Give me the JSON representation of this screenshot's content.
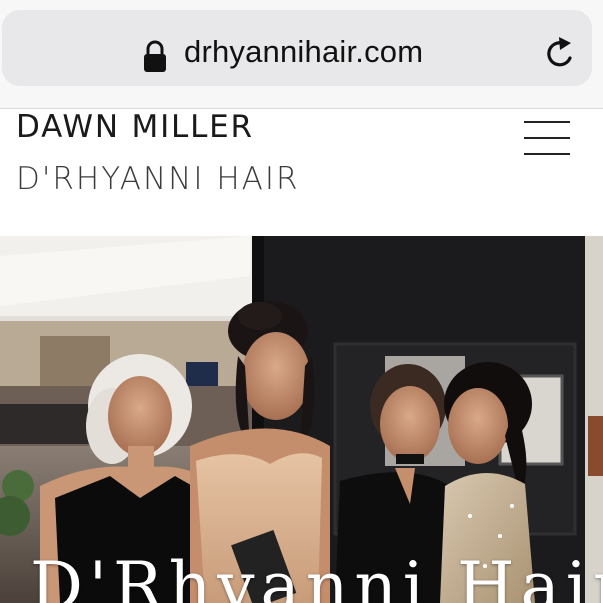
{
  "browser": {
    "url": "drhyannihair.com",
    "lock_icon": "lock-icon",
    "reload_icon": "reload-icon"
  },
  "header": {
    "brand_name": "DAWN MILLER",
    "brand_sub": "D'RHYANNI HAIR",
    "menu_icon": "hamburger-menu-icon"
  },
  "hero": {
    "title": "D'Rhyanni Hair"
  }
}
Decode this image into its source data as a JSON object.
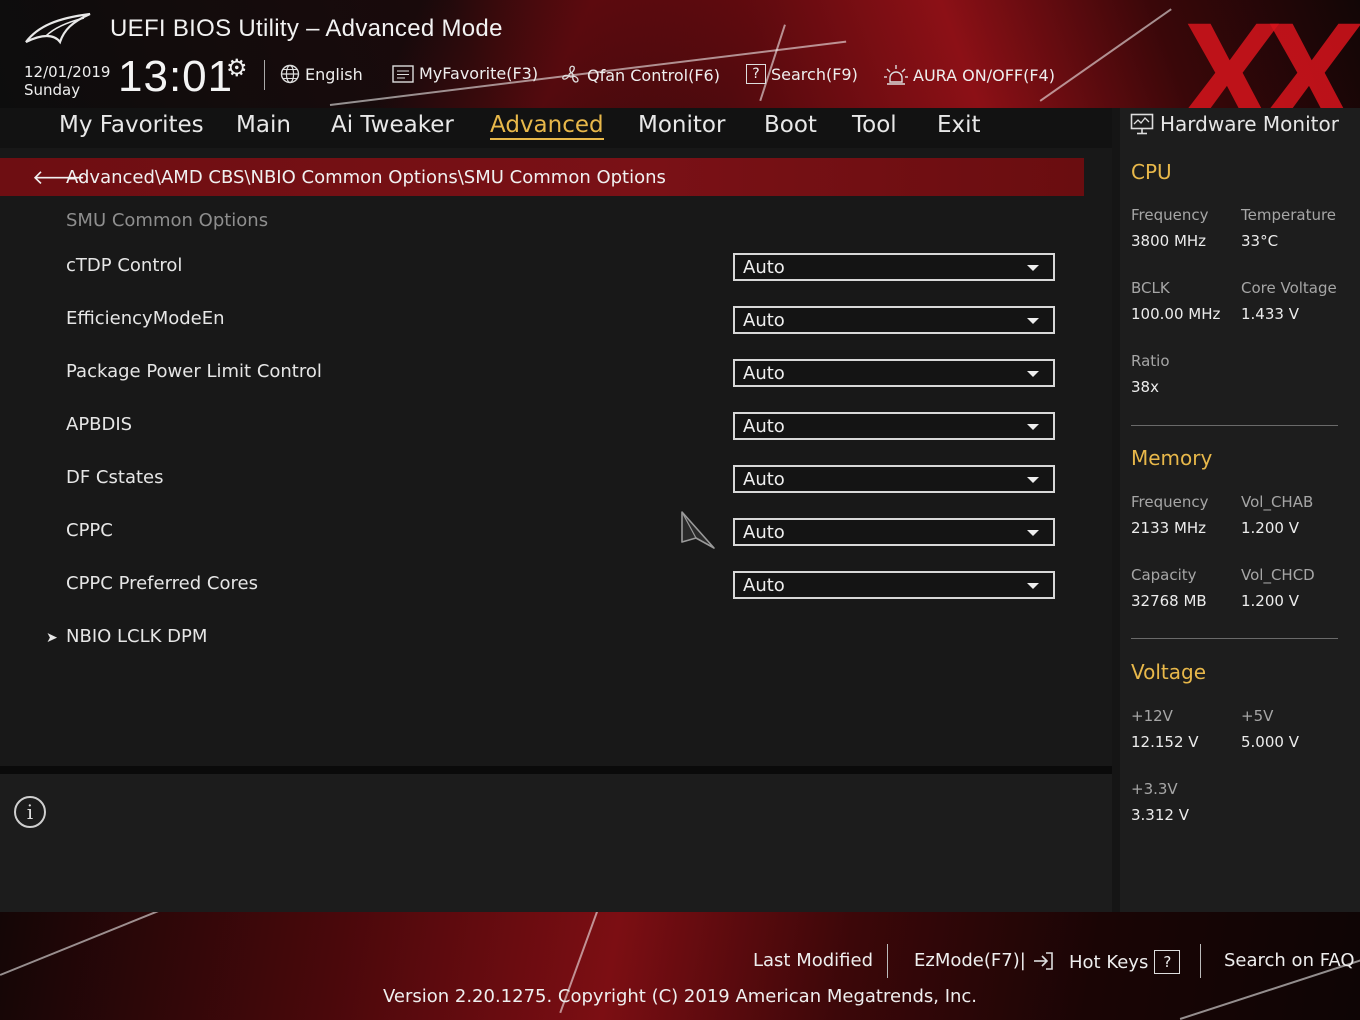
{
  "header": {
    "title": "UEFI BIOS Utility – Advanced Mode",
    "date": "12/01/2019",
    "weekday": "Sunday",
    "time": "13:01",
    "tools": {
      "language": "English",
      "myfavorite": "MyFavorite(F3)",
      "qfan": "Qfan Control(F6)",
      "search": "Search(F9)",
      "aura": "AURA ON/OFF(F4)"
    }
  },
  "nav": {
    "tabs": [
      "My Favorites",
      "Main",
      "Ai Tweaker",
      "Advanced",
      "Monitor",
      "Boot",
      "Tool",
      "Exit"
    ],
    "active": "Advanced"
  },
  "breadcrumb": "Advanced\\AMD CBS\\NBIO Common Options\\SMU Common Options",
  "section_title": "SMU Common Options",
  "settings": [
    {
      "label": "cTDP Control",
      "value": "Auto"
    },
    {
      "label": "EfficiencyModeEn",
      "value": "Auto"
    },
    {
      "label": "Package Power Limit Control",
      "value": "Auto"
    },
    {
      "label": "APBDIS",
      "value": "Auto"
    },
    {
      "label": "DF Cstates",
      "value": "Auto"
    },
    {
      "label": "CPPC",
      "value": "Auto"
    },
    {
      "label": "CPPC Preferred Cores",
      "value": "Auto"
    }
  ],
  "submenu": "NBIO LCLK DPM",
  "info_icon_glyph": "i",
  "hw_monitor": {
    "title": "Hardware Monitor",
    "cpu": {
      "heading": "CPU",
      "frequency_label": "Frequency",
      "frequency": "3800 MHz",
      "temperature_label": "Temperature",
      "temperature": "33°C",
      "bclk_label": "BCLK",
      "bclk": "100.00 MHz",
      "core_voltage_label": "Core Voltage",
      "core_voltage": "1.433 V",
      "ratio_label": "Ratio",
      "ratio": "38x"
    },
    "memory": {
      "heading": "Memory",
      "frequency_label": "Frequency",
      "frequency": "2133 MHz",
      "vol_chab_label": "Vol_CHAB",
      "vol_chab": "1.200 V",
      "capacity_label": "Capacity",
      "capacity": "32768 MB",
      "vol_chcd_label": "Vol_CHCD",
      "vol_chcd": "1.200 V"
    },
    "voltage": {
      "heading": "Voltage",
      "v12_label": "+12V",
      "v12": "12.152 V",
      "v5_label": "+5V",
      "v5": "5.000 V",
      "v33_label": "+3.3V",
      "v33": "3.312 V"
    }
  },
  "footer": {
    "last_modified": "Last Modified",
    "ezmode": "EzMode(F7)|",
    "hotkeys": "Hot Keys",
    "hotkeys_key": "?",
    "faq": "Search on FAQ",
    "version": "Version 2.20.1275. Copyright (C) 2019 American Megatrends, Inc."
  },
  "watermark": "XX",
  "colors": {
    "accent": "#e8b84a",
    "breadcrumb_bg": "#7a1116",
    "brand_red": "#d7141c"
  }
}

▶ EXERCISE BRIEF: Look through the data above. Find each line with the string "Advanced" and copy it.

▶ ANSWER TO THIS EXERCISE:
    "title": "UEFI BIOS Utility – Advanced Mode",
      "Advanced",
    "active": "Advanced"
  "breadcrumb": "Advanced\\AMD CBS\\NBIO Common Options\\SMU Common Options",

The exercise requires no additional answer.